WHAT THE TASK ASKS ▸
In the entries below, how many lines hold the word "Ctrl"? Answer with the number only.

◇ ◇ ◇ ◇ ◇ ◇ ◇

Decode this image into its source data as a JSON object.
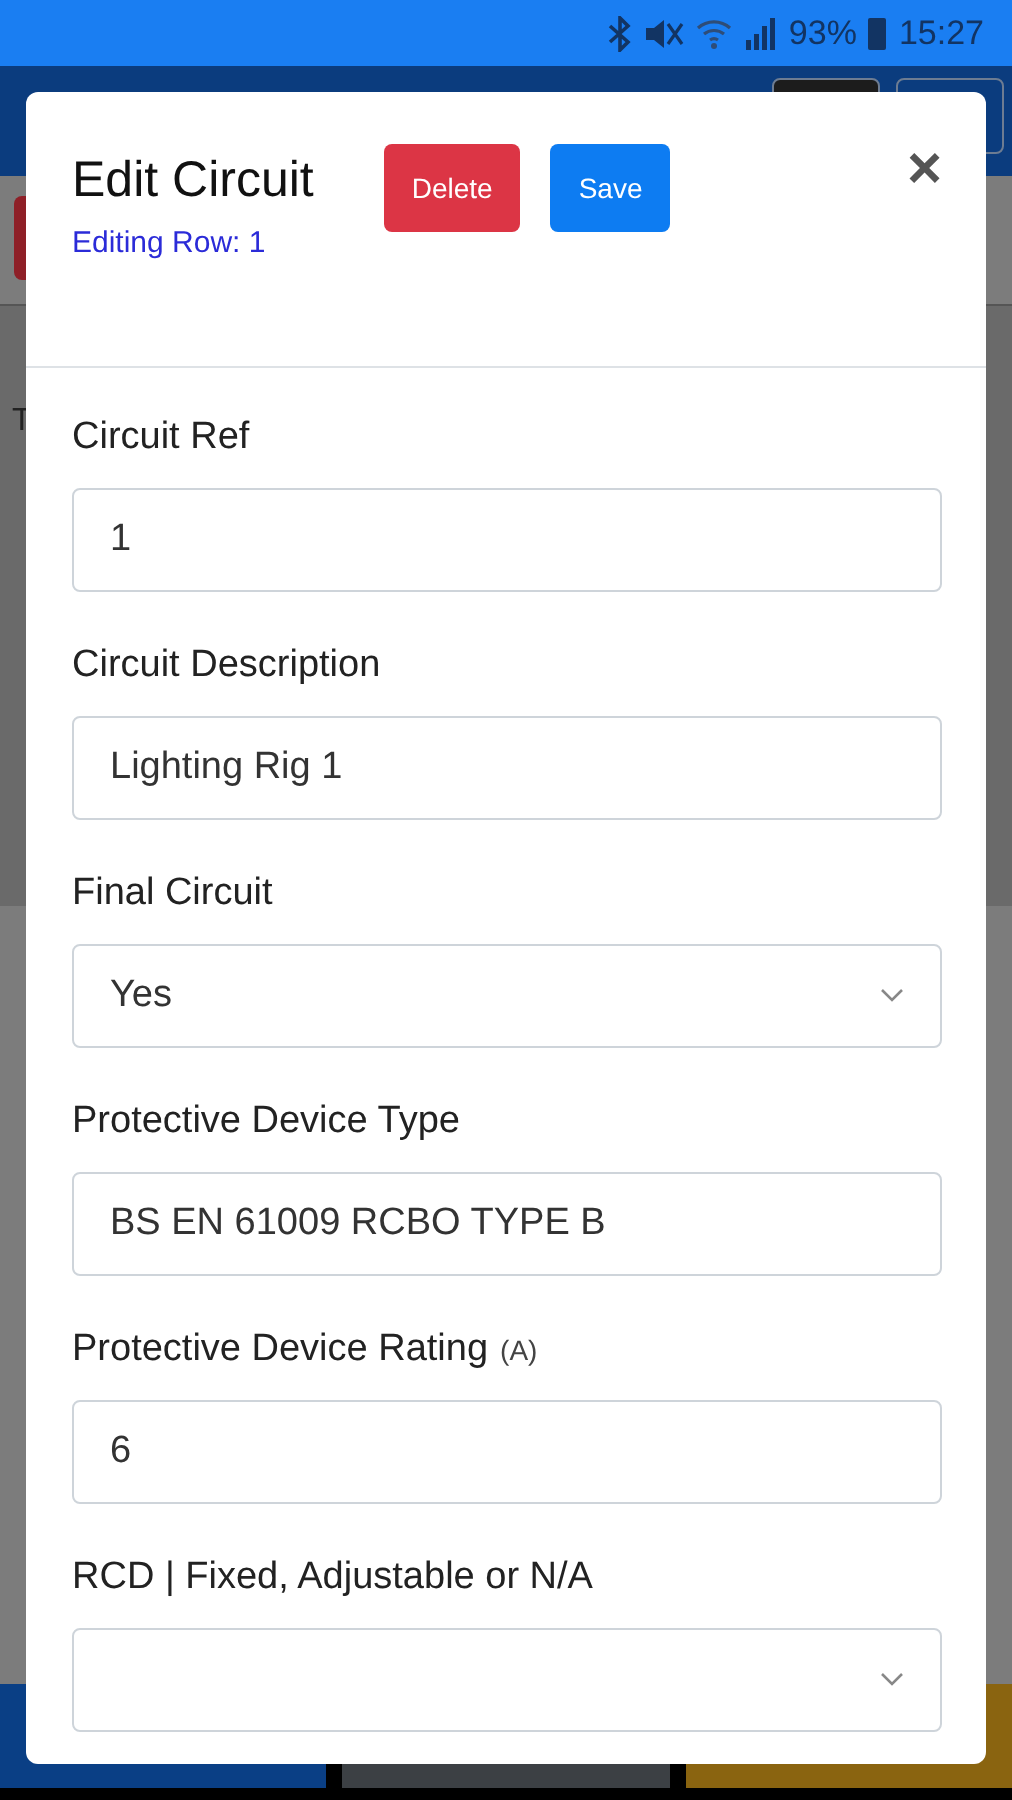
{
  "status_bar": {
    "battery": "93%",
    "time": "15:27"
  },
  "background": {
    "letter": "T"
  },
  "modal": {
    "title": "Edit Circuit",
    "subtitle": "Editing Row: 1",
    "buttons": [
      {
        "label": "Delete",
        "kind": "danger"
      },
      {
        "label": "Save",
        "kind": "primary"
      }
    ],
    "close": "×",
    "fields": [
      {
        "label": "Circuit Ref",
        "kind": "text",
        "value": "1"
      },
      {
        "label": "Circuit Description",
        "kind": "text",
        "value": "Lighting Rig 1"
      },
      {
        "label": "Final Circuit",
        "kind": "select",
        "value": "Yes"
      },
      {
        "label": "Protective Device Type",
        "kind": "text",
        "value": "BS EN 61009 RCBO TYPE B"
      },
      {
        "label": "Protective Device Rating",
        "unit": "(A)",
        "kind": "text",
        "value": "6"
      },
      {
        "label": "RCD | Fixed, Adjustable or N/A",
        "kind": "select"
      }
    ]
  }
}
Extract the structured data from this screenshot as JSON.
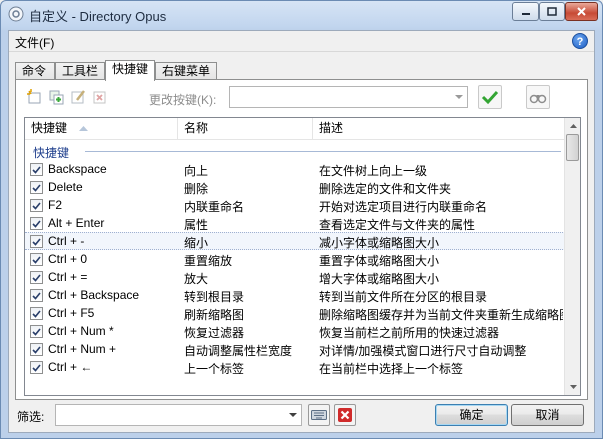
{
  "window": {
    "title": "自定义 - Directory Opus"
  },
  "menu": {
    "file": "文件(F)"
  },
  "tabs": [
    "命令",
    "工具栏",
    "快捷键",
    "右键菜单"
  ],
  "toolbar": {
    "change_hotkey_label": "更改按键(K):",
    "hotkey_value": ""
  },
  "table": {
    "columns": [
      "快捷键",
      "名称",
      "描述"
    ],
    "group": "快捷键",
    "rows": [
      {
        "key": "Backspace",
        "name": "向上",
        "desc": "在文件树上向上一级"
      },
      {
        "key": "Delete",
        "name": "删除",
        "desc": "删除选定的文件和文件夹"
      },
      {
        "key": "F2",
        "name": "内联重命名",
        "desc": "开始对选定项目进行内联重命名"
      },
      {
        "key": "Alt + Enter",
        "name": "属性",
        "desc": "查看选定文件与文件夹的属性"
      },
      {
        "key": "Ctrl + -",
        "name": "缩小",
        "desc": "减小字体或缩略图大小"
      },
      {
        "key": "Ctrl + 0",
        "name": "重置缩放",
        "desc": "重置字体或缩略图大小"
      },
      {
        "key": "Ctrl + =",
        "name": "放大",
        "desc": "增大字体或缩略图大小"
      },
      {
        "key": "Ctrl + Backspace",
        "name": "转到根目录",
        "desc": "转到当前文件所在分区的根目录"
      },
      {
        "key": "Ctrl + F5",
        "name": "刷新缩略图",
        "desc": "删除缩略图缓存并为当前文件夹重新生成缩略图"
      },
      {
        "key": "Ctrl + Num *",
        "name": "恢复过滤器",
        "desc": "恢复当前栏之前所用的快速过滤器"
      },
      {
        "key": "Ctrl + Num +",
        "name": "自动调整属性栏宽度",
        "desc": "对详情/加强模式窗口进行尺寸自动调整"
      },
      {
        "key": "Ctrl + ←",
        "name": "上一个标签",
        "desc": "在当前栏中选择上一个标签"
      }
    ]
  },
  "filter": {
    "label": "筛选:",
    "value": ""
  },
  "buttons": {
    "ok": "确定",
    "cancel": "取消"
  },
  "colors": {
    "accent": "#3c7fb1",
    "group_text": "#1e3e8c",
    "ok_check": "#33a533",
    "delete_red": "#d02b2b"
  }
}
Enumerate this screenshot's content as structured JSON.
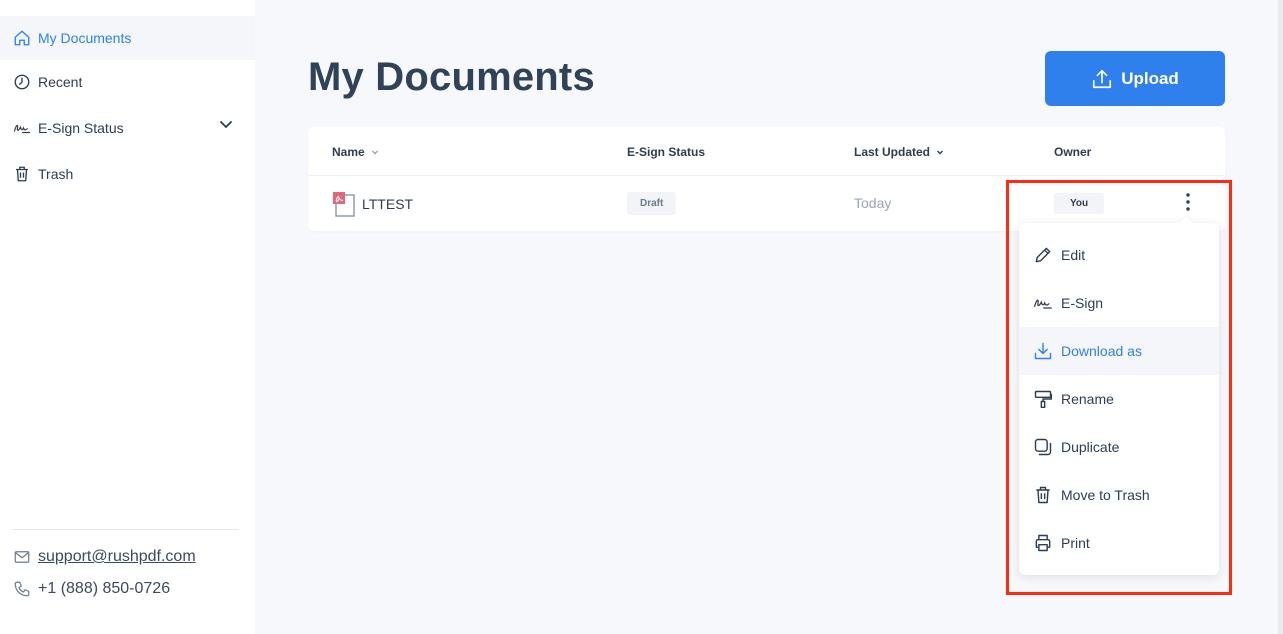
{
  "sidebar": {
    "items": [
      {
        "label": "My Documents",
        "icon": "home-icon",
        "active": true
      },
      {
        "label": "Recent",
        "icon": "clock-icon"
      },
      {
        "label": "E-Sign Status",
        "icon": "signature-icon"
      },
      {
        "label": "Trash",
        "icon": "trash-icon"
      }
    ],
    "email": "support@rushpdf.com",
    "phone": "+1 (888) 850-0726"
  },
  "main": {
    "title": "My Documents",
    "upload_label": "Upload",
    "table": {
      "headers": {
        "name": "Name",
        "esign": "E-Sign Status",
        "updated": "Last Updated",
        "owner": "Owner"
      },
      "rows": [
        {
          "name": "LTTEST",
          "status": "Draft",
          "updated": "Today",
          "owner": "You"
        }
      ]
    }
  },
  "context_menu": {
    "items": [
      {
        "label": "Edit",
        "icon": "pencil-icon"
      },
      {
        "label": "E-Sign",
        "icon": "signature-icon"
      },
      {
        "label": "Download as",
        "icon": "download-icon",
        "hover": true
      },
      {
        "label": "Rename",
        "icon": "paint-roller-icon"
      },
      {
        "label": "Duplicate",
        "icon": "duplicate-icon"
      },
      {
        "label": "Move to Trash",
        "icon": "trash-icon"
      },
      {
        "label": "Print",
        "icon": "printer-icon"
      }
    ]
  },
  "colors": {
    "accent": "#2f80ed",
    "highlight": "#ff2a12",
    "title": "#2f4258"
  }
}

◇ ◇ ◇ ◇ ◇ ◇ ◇

WRITTEN ANSWER ▸
8